Volkswagen shareholders demand more scrutiny after Xinjiang audit

Volkswagen must regularly check its operations in China to ensure its supply chains are safe and comply with human rights laws, two of the carmaker's investors said, after an audit of its jointly owned Xinjiang site found no sign of forced labour.

The demands made by Union Investment and Deka Investment on Wednesday reflect ongoing concerns over Volkswagen's engagement in the Xinjiang region, where rights groups have documented abuses including forced labour in detention camps.

Beijing denies any such abuses...

Volkswagen said on Tuesday that the much-anticipated audit, which was carried out by Germany's Loening Human Rights & Responsible Business GmbH and two Chinese lawyers from a firm in Shenzhen, had found no evidence of forced labour.

Loening, however, noted that the audit had been limited to the site, a joint venture with SAIC Motor, adding the situation in Xinjiang and the challenges in collecting data for audits were well known.
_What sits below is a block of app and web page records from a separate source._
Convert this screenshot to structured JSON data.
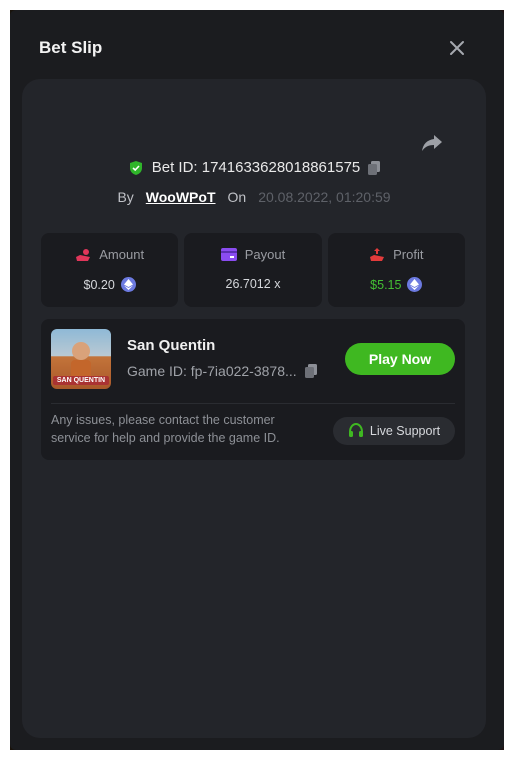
{
  "modal": {
    "title": "Bet Slip"
  },
  "bet": {
    "id_text": "Bet ID: 1741633628018861575",
    "by_label": "By",
    "username": "WooWPoT",
    "on_label": "On",
    "date": "20.08.2022, 01:20:59"
  },
  "stats": {
    "amount_label": "Amount",
    "amount_value": "$0.20",
    "payout_label": "Payout",
    "payout_value": "26.7012 x",
    "profit_label": "Profit",
    "profit_value": "$5.15"
  },
  "game": {
    "title": "San Quentin",
    "id_text": "Game ID: fp-7ia022-3878...",
    "thumb_label": "SAN QUENTIN",
    "play_button": "Play Now"
  },
  "support": {
    "notice": "Any issues, please contact the customer service for help and provide the game ID.",
    "button": "Live Support"
  },
  "colors": {
    "accent_green": "#3fb821",
    "profit_green": "#43c033",
    "eth_blue": "#6c7ae0",
    "amount_icon": "#e0365a",
    "payout_icon": "#8a4cf0",
    "profit_icon": "#e33b3b"
  },
  "icons": {
    "close": "close-icon",
    "share": "share-icon",
    "shield": "shield-check-icon",
    "copy": "copy-icon",
    "amount": "hand-coins-icon",
    "payout": "card-icon",
    "profit": "profit-hand-icon",
    "eth": "ethereum-icon",
    "headset": "headset-icon"
  }
}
Germany's Association of Critical Shareholders (DKA), which represents small investors on environmental, social and governance issues, said the audit was raising more questions than it answers...

While calling the audit a step in the right direction, Henrik Pontzen, who heads sustainability and ESG at Union Investment, said Volkswagen had not yet reached its goal.

"There is still a lot to do: In China, audits must not remain a one-off exercise. A functioning complaints management system must also be established," he said.

He also said that Volkswagen's corporate governance, which has drawn criticism from some of its smaller shareholders, remained the Achilles heel of Europe's top automaker.

Ingo Speich of Deka Investment, which according to LSEG data owns $99 million worth of Volkswagen's preferred stock, welcomed the results of the audit but demanded more transparency in Volkswagen's supply chain...